━━ Supplied records

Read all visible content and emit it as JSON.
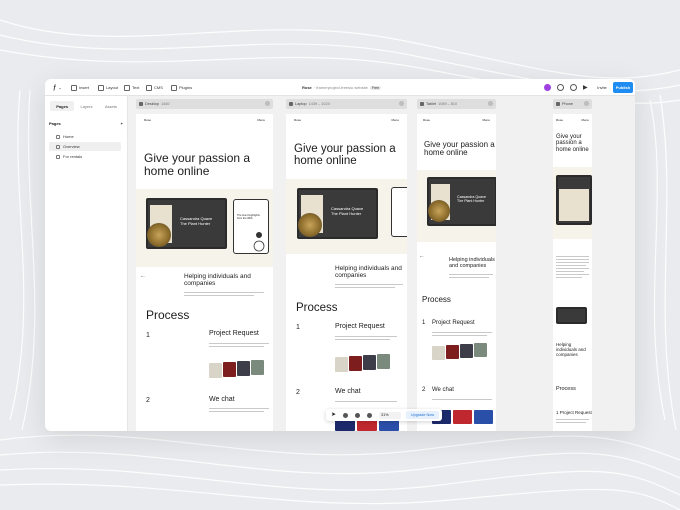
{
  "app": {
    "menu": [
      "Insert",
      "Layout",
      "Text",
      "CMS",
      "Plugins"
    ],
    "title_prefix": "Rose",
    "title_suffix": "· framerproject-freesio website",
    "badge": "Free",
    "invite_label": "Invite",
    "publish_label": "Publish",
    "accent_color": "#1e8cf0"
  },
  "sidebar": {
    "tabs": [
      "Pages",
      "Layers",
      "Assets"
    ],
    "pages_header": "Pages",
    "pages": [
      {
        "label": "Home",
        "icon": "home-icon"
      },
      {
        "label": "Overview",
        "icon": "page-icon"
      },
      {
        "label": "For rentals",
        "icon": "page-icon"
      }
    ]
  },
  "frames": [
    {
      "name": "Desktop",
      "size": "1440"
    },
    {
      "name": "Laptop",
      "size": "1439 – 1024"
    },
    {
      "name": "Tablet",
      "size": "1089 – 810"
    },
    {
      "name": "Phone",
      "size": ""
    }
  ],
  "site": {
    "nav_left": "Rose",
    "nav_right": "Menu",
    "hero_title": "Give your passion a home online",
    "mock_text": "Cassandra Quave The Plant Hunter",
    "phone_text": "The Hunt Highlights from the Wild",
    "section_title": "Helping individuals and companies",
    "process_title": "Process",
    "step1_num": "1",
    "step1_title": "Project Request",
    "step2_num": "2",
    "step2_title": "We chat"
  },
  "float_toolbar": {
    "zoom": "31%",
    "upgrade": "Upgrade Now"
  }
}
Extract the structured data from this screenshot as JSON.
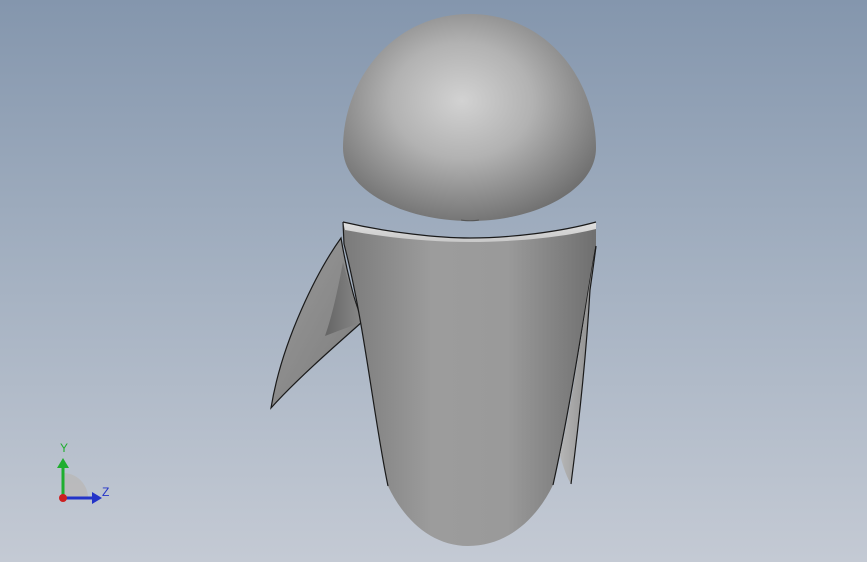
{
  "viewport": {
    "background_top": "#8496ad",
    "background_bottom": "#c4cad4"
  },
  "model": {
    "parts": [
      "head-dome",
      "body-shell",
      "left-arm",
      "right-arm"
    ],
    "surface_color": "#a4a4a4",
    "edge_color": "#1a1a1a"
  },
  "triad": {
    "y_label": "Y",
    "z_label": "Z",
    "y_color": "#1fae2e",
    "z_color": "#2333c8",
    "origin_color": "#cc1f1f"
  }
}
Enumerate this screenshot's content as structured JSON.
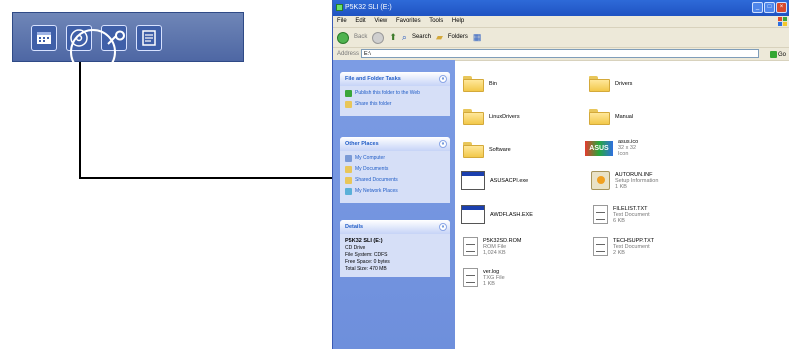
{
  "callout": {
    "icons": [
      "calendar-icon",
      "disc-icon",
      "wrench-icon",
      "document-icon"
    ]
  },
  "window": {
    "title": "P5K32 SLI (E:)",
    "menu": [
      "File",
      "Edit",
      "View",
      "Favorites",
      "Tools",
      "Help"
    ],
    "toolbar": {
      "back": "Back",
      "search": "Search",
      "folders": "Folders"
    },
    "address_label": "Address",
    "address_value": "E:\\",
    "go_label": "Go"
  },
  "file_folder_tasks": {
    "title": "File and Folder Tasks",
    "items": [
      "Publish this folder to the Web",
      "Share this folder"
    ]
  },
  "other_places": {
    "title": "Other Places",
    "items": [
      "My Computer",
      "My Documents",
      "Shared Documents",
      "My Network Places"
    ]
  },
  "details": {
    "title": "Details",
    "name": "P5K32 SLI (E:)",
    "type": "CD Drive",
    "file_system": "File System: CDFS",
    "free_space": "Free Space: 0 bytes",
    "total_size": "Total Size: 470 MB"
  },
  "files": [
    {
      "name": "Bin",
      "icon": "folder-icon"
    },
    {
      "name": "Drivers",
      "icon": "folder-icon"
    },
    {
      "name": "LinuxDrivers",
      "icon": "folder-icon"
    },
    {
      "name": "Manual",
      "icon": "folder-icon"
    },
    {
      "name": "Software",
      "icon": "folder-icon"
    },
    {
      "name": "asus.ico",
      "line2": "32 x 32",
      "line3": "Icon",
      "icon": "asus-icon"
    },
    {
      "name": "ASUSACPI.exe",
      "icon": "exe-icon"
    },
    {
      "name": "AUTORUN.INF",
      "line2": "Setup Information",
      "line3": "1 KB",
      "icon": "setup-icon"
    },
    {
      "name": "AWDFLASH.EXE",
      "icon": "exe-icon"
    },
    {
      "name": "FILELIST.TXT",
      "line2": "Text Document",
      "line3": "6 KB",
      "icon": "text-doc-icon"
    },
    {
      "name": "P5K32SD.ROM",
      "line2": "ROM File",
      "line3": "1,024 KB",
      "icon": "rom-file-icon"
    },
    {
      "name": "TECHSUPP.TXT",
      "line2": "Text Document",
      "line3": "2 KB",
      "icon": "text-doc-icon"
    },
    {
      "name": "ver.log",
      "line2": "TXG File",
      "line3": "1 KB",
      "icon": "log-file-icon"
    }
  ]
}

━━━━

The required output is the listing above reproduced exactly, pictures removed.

Solution to the exercise ▸
Read all visible content and emit it as JSON.
{
  "app": {
    "menu": [
      "Insert",
      "Layout",
      "Text",
      "CMS",
      "Plugins"
    ],
    "title_prefix": "Rose",
    "title_suffix": "· framerproject-freesio website",
    "badge": "Free",
    "invite_label": "Invite",
    "publish_label": "Publish",
    "accent_color": "#1e8cf0"
  },
  "sidebar": {
    "tabs": [
      "Pages",
      "Layers",
      "Assets"
    ],
    "pages_header": "Pages",
    "pages": [
      {
        "label": "Home",
        "icon": "home-icon"
      },
      {
        "label": "Overview",
        "icon": "page-icon"
      },
      {
        "label": "For rentals",
        "icon": "page-icon"
      }
    ]
  },
  "frames": [
    {
      "name": "Desktop",
      "size": "1440"
    },
    {
      "name": "Laptop",
      "size": "1439 – 1024"
    },
    {
      "name": "Tablet",
      "size": "1089 – 810"
    },
    {
      "name": "Phone",
      "size": ""
    }
  ],
  "site": {
    "nav_left": "Rose",
    "nav_right": "Menu",
    "hero_title": "Give your passion a home online",
    "mock_text": "Cassandra Quave The Plant Hunter",
    "phone_text": "The Hunt Highlights from the Wild",
    "section_title": "Helping individuals and companies",
    "process_title": "Process",
    "step1_num": "1",
    "step1_title": "Project Request",
    "step2_num": "2",
    "step2_title": "We chat"
  },
  "float_toolbar": {
    "zoom": "31%",
    "upgrade": "Upgrade Now"
  }
}
Extract the structured data from this screenshot as JSON.
{
  "viewport": {
    "background_top": "#8496ad",
    "background_bottom": "#c4cad4"
  },
  "model": {
    "parts": [
      "head-dome",
      "body-shell",
      "left-arm",
      "right-arm"
    ],
    "surface_color": "#a4a4a4",
    "edge_color": "#1a1a1a"
  },
  "triad": {
    "y_label": "Y",
    "z_label": "Z",
    "y_color": "#1fae2e",
    "z_color": "#2333c8",
    "origin_color": "#cc1f1f"
  }
}
Enumerate this screenshot's content as structured JSON.
{
  "callout": {
    "icons": [
      "calendar-icon",
      "disc-icon",
      "wrench-icon",
      "document-icon"
    ]
  },
  "window": {
    "title": "P5K32 SLI (E:)",
    "menu": [
      "File",
      "Edit",
      "View",
      "Favorites",
      "Tools",
      "Help"
    ],
    "toolbar": {
      "back": "Back",
      "search": "Search",
      "folders": "Folders"
    },
    "address_label": "Address",
    "address_value": "E:\\",
    "go_label": "Go"
  },
  "file_folder_tasks": {
    "title": "File and Folder Tasks",
    "items": [
      "Publish this folder to the Web",
      "Share this folder"
    ]
  },
  "other_places": {
    "title": "Other Places",
    "items": [
      "My Computer",
      "My Documents",
      "Shared Documents",
      "My Network Places"
    ]
  },
  "details": {
    "title": "Details",
    "name": "P5K32 SLI (E:)",
    "type": "CD Drive",
    "file_system": "File System: CDFS",
    "free_space": "Free Space: 0 bytes",
    "total_size": "Total Size: 470 MB"
  },
  "files": [
    {
      "name": "Bin",
      "icon": "folder-icon"
    },
    {
      "name": "Drivers",
      "icon": "folder-icon"
    },
    {
      "name": "LinuxDrivers",
      "icon": "folder-icon"
    },
    {
      "name": "Manual",
      "icon": "folder-icon"
    },
    {
      "name": "Software",
      "icon": "folder-icon"
    },
    {
      "name": "asus.ico",
      "line2": "32 x 32",
      "line3": "Icon",
      "icon": "asus-icon"
    },
    {
      "name": "ASUSACPI.exe",
      "icon": "exe-icon"
    },
    {
      "name": "AUTORUN.INF",
      "line2": "Setup Information",
      "line3": "1 KB",
      "icon": "setup-icon"
    },
    {
      "name": "AWDFLASH.EXE",
      "icon": "exe-icon"
    },
    {
      "name": "FILELIST.TXT",
      "line2": "Text Document",
      "line3": "6 KB",
      "icon": "text-doc-icon"
    },
    {
      "name": "P5K32SD.ROM",
      "line2": "ROM File",
      "line3": "1,024 KB",
      "icon": "rom-file-icon"
    },
    {
      "name": "TECHSUPP.TXT",
      "line2": "Text Document",
      "line3": "2 KB",
      "icon": "text-doc-icon"
    },
    {
      "name": "ver.log",
      "line2": "TXG File",
      "line3": "1 KB",
      "icon": "log-file-icon"
    }
  ]
}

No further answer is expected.